* What you are asked to do
Show every line in the entries below where the word "JSON" appears.

[Source records Boundary: Start]

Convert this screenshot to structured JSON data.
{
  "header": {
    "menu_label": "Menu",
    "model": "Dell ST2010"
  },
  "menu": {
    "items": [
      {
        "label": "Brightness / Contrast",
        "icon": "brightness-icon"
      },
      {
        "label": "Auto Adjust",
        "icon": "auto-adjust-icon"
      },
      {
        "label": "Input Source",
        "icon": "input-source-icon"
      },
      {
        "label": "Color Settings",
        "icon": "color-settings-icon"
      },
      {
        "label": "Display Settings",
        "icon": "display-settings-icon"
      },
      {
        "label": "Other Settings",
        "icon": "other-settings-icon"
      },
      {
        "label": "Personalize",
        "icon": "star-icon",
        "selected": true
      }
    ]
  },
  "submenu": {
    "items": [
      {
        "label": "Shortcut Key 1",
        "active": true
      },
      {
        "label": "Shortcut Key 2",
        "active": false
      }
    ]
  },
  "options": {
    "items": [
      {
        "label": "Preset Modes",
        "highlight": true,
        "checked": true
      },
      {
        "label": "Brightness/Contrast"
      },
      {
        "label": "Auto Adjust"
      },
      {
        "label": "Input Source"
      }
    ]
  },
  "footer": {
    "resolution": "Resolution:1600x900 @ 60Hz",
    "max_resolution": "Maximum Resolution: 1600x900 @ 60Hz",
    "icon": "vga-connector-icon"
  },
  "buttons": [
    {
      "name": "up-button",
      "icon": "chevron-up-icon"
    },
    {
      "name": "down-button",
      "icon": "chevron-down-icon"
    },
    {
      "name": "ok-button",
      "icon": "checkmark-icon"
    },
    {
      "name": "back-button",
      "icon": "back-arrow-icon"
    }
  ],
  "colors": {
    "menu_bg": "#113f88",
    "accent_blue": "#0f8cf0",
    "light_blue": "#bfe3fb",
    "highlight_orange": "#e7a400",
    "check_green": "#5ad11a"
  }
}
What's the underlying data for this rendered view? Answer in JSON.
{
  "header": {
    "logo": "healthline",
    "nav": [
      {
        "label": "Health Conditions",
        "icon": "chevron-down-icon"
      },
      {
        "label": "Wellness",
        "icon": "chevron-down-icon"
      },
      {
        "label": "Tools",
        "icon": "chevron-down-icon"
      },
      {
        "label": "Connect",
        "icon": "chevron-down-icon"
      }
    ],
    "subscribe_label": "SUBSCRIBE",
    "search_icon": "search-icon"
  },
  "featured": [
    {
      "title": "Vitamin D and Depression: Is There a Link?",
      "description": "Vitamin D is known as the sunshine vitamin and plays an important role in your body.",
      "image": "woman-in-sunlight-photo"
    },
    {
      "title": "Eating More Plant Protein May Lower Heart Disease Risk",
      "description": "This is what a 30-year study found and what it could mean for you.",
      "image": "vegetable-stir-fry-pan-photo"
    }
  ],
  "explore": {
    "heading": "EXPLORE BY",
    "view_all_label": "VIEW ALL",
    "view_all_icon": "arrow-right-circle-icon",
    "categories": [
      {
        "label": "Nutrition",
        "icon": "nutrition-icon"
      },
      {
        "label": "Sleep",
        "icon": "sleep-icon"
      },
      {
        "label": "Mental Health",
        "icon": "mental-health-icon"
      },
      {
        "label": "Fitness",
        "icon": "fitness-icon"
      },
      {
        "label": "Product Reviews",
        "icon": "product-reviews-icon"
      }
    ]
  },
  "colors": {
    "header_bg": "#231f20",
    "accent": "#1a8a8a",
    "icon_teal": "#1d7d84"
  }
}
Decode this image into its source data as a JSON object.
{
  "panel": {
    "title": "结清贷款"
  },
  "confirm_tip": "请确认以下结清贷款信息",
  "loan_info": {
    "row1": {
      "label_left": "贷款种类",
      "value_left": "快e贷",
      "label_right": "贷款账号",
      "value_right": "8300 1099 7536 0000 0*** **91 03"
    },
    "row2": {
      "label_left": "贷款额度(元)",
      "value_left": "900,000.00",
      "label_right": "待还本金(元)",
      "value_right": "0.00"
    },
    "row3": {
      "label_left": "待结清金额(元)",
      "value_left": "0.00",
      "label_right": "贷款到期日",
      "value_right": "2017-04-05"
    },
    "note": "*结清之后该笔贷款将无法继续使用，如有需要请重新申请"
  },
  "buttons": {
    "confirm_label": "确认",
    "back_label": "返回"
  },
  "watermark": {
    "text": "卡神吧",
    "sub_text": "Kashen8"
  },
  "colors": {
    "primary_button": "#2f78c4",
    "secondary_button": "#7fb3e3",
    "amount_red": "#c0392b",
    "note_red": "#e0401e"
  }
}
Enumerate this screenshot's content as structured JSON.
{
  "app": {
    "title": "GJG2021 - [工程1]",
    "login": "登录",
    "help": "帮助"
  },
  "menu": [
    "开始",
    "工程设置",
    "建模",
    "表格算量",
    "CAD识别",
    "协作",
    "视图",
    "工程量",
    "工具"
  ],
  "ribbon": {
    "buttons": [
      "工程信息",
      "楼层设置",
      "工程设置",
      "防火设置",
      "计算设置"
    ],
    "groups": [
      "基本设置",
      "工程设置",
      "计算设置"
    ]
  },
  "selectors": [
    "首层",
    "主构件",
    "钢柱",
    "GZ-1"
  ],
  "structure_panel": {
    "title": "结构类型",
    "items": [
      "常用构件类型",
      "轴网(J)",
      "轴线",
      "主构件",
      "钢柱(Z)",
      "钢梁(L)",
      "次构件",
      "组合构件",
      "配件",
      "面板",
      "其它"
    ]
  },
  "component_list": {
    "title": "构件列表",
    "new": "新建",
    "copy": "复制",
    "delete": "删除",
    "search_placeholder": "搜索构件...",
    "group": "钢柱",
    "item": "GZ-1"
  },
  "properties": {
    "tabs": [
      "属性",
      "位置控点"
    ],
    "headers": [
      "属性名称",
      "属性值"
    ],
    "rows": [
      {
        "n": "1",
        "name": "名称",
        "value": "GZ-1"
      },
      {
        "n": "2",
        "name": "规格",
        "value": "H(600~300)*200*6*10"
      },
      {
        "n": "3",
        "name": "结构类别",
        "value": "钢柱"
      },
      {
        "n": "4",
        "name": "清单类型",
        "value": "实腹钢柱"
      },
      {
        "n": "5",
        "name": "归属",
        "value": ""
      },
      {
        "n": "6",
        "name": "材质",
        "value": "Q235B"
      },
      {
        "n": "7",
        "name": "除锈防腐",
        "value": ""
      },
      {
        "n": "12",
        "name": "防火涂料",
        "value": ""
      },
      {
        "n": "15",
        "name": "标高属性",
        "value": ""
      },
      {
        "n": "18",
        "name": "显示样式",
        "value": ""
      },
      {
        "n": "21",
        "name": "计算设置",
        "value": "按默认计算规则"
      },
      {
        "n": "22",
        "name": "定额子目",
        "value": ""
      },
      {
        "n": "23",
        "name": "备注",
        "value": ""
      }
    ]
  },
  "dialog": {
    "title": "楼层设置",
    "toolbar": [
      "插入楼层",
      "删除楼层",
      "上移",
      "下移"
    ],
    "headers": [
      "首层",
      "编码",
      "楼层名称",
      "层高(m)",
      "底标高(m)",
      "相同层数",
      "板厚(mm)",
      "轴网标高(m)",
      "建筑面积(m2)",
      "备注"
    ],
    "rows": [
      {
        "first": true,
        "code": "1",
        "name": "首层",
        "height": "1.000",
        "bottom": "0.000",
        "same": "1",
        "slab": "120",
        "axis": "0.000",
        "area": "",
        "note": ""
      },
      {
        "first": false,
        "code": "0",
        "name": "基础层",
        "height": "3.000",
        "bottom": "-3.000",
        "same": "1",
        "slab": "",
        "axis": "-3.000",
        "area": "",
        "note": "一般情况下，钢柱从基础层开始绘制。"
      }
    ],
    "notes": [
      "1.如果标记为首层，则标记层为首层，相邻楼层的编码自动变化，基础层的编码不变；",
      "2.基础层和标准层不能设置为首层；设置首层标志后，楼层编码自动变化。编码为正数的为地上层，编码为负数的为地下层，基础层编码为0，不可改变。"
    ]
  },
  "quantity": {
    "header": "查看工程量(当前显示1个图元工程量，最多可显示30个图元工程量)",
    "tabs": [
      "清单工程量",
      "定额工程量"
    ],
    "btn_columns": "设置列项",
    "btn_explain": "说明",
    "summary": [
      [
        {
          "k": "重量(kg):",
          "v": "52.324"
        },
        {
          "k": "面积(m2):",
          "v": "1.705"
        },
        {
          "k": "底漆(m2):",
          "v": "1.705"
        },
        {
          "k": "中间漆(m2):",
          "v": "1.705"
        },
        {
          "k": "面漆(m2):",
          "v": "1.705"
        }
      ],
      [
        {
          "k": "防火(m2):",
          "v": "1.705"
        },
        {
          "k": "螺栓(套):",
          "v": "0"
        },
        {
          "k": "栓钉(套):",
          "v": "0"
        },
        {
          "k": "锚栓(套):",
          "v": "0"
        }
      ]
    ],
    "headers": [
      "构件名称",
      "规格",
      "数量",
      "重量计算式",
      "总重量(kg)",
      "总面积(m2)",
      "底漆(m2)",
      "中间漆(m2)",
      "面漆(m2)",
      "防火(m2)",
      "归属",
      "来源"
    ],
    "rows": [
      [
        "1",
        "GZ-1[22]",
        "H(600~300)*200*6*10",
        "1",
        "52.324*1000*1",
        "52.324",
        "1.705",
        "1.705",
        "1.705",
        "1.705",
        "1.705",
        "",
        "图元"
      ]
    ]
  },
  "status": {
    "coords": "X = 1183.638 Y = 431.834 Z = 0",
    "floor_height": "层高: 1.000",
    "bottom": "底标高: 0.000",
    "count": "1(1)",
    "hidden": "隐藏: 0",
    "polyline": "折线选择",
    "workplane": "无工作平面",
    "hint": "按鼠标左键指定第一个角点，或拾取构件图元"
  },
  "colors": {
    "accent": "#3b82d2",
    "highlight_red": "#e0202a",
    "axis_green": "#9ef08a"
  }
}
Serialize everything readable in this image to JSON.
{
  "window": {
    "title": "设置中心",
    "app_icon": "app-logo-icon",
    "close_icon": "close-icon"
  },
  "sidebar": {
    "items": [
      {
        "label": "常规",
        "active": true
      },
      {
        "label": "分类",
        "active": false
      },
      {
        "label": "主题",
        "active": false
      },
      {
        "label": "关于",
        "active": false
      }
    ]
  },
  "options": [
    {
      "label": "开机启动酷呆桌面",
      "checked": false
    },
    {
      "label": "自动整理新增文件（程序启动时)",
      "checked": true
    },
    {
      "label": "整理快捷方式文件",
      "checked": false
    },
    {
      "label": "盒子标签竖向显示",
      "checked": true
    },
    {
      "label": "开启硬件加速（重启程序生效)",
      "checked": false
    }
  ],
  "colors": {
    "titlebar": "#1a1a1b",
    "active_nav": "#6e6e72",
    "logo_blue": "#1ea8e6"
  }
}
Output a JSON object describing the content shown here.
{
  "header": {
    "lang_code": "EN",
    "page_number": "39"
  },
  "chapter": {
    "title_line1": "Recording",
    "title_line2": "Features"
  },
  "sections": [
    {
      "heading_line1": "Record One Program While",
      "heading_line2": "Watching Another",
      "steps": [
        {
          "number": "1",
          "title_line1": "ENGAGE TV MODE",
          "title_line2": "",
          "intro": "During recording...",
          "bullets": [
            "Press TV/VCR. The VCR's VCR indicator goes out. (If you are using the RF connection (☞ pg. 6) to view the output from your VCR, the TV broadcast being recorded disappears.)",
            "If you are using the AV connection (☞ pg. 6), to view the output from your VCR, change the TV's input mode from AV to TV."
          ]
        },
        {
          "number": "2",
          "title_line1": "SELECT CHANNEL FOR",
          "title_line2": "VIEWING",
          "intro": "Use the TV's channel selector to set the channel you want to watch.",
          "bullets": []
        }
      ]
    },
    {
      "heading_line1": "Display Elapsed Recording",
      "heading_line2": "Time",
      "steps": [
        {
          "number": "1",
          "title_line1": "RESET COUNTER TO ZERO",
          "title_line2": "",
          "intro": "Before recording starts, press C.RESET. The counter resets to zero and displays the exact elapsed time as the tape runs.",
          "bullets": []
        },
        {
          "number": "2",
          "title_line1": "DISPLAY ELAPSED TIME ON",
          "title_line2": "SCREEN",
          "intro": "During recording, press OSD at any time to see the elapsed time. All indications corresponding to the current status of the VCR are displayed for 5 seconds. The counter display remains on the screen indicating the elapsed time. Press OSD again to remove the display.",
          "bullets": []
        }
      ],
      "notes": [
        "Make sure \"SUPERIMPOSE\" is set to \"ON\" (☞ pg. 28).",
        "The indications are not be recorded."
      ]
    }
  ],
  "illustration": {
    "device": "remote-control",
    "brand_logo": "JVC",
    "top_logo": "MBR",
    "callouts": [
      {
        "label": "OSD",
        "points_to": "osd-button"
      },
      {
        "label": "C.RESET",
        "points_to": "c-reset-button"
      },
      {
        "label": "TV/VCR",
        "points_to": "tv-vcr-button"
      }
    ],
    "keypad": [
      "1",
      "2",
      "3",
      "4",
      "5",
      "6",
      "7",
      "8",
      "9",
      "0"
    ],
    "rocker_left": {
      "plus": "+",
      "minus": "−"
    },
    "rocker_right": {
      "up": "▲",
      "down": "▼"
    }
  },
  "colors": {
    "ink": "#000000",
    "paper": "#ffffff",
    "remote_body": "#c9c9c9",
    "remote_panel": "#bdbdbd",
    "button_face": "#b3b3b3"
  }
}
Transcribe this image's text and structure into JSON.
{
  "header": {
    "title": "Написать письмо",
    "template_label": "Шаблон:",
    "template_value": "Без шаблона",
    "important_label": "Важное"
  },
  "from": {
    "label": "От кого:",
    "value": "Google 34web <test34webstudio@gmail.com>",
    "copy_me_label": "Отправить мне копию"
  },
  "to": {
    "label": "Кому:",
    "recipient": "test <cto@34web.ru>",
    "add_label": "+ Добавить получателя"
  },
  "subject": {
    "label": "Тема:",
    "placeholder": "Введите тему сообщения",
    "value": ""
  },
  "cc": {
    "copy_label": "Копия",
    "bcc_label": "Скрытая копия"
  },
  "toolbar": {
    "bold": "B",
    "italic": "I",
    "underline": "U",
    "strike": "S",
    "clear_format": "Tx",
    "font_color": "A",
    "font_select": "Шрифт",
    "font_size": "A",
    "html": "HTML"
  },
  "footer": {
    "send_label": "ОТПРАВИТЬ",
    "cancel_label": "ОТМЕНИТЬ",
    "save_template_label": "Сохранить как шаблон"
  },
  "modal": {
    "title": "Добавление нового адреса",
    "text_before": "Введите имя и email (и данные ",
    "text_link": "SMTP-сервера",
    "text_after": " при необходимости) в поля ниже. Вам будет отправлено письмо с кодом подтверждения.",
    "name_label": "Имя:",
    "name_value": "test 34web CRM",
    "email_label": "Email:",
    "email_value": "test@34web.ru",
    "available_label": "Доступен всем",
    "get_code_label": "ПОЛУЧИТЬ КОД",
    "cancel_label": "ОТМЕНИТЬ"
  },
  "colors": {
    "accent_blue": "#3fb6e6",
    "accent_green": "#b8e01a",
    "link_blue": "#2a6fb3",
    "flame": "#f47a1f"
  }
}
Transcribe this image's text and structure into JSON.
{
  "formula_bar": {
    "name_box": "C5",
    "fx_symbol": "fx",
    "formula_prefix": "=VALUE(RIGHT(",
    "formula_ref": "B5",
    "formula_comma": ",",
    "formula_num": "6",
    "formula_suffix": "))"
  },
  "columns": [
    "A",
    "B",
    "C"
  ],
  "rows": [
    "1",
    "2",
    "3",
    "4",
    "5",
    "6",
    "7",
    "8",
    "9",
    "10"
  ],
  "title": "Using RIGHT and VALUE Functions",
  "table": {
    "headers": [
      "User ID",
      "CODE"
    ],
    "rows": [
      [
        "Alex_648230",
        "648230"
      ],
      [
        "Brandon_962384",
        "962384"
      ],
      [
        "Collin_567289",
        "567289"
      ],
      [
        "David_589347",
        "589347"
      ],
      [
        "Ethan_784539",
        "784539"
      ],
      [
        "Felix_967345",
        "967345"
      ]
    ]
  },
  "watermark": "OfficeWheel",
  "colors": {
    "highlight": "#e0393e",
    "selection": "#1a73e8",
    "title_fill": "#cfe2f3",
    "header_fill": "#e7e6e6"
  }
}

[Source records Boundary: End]

* Solution for this task
Convert this screenshot to structured JSON data.
What's the underlying data for this rendered view? Answer in JSON.
Decode this image into its source data as a JSON object.
Enumerate this screenshot's content as structured JSON.
Serialize everything readable in this image to JSON.
Output a JSON object describing the content shown here.
Transcribe this image's text and structure into JSON.
Transcribe this image's text and structure into JSON.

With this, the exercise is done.